In fact, what I found while interviewing approximately 250 international contractors in Nepal, India, Turkey, the UK, and the US was that these workers were extremely vulnerable to exploitation and dangers that soldiers in similar areas are not exposed to, ranging from nefarious traffickers to company officials who fail to report injuries. Companies deny workers visas and other paperwork, essentially imprisoning them on bases. Anyone leaving is subject to imprisonment by the Afghan police—a state that allows companies to push them to work long hours in dangerous and exploitative conditions. Workers from countries like Nepal, who have no diplomatic representation in Afghanistan, have no one to support them in such instances. Interviewing a small percentage of the Nepali contractors who had worked in Afghanistan, I spoke with contractors who had been robbed and kidnapped.

Even if these human rights issues are not enough to sway the Trump administration, lawmakers should be concerned, as America’s over-reliance on contractors has shown little evidence of helping win the “war on terror.” Sixteen years into the war in Afghanistan, relying on over 110,000 contractors at the high-water mark, the US has already spent billions on private security contracts with poor results. The special inspector general for Afghan reconstruction has found cases of tens of millions of dollars given to contractors ending up in enemy hands.

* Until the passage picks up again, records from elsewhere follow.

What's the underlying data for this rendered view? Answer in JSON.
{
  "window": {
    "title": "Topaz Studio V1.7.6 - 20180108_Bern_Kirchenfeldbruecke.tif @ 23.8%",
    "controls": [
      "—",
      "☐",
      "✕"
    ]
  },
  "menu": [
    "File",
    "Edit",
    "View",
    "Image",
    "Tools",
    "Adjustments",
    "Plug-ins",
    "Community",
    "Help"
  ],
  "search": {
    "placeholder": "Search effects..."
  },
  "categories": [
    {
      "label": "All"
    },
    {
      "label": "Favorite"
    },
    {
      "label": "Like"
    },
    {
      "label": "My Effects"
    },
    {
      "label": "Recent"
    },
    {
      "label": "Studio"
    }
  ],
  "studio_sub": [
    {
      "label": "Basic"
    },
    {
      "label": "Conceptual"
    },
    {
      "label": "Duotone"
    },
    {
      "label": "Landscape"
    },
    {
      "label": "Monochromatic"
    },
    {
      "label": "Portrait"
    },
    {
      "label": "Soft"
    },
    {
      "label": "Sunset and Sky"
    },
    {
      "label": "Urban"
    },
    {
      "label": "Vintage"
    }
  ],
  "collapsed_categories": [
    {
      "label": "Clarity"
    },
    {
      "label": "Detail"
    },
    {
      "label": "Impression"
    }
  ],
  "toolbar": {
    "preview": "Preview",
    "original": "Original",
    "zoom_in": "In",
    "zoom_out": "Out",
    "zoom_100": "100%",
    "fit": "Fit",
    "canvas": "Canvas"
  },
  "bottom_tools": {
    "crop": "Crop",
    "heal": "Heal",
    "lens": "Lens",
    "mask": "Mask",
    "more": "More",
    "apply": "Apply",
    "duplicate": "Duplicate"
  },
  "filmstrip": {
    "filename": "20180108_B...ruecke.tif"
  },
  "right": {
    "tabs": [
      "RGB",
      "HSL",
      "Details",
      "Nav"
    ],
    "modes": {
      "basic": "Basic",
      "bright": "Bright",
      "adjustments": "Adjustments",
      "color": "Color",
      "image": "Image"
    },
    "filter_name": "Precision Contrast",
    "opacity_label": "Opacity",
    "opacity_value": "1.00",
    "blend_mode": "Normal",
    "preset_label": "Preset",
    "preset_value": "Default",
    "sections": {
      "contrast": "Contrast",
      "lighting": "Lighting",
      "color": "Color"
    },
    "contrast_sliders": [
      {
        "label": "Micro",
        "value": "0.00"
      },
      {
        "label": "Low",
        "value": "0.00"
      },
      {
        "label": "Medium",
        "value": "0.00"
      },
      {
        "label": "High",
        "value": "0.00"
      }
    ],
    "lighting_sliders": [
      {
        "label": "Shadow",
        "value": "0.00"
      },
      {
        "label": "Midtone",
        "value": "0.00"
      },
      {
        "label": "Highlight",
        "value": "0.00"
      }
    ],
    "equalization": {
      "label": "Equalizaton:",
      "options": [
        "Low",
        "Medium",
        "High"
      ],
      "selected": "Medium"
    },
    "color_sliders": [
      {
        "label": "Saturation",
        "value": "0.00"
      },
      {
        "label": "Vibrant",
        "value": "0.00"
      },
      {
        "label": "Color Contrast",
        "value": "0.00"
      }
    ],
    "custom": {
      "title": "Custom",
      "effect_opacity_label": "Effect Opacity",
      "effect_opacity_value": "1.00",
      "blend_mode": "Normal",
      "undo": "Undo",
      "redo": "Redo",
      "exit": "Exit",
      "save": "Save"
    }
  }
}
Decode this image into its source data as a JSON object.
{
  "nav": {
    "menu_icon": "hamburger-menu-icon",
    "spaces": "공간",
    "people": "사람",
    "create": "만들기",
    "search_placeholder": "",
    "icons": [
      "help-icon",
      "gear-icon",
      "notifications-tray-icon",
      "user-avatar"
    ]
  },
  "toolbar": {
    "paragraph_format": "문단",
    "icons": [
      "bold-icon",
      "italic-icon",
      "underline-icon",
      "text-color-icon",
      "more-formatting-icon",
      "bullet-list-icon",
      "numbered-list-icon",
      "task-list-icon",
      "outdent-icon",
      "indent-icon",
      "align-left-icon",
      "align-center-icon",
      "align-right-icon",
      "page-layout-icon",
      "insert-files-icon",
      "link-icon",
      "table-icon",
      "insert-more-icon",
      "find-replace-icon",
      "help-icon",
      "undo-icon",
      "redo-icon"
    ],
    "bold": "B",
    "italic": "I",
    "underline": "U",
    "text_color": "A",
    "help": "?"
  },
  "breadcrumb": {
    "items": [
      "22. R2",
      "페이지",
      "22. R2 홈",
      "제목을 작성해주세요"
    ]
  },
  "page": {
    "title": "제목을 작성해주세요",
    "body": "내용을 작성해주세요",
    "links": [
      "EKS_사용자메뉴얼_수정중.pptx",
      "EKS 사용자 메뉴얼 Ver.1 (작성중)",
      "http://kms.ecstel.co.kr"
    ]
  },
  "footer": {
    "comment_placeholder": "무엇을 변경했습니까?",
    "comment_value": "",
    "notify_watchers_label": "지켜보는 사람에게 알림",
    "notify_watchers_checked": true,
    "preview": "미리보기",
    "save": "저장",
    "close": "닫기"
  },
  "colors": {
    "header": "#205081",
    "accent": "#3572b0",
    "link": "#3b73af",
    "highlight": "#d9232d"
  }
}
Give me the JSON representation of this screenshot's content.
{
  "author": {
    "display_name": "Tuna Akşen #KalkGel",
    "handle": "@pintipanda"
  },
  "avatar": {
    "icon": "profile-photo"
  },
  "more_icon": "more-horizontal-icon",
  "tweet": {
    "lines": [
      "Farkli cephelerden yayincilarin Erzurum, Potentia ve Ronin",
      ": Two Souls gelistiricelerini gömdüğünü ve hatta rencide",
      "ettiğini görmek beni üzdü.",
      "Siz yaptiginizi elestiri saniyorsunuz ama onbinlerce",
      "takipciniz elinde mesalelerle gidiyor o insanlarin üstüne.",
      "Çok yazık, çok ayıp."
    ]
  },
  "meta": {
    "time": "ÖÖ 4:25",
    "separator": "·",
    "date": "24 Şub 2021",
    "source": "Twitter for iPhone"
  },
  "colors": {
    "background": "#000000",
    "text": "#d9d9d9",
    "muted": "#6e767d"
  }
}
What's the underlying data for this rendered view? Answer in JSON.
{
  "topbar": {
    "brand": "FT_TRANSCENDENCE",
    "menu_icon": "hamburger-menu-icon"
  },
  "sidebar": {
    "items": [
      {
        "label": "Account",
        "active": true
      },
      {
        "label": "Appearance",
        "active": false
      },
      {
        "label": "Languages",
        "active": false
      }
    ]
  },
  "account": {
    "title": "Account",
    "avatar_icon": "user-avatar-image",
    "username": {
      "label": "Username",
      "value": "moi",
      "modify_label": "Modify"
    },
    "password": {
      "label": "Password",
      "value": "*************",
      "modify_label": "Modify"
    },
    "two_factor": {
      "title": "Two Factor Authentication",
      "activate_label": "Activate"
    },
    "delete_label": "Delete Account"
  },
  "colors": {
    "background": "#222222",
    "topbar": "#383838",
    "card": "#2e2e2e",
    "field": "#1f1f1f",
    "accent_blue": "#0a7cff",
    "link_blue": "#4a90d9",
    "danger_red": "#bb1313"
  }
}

Furthermore, some of the few instances that gained contractors international media attention, such as the 2007 killing of Iraqi civilians by Blackwater contractors in Nissour Square, seriously set back efforts to win so-called “hearts and minds.” The US has seen how difficult it is to depend on private contractors, yet continues to rely on them in conflict zones and research has only gradually begun to expose some of the egregious ways that these workers are treated.

This lack of information is not by chance.

Since companies are primarily concerned with maximizing their profits, not providing stability the way the US military is, they are incentivized to hire the least trained workers, to work them the maximum number of hours possible, and provide them with a minimal amount of support. Contractors I interviewed described the various corners cut by contracting companies when it came to training and equipping their workers. I spoke with workers who were unable to fire back during a Taliban attack since the company had so few guns—they were forced to share them. In other cases, Nepali contractors were forced to guard fuel convoys that were essentially stealing fuel for a corrupt Afghan official. This is not a formula for stabilizing Afghanistan.

The number of contractors in Afghanistan increased in the first quarter of 2017. This number will increase again as American troop levels increase and demand more support. There is little evidence that any of this is adequate to shift the military calculus, yet Trump’s “new” Afghanistan strategy will result in an uptick civilian and migrant worker deaths, all while putting more money in the hands of nontransparent companies, and further masking the true cost of America’s longest war.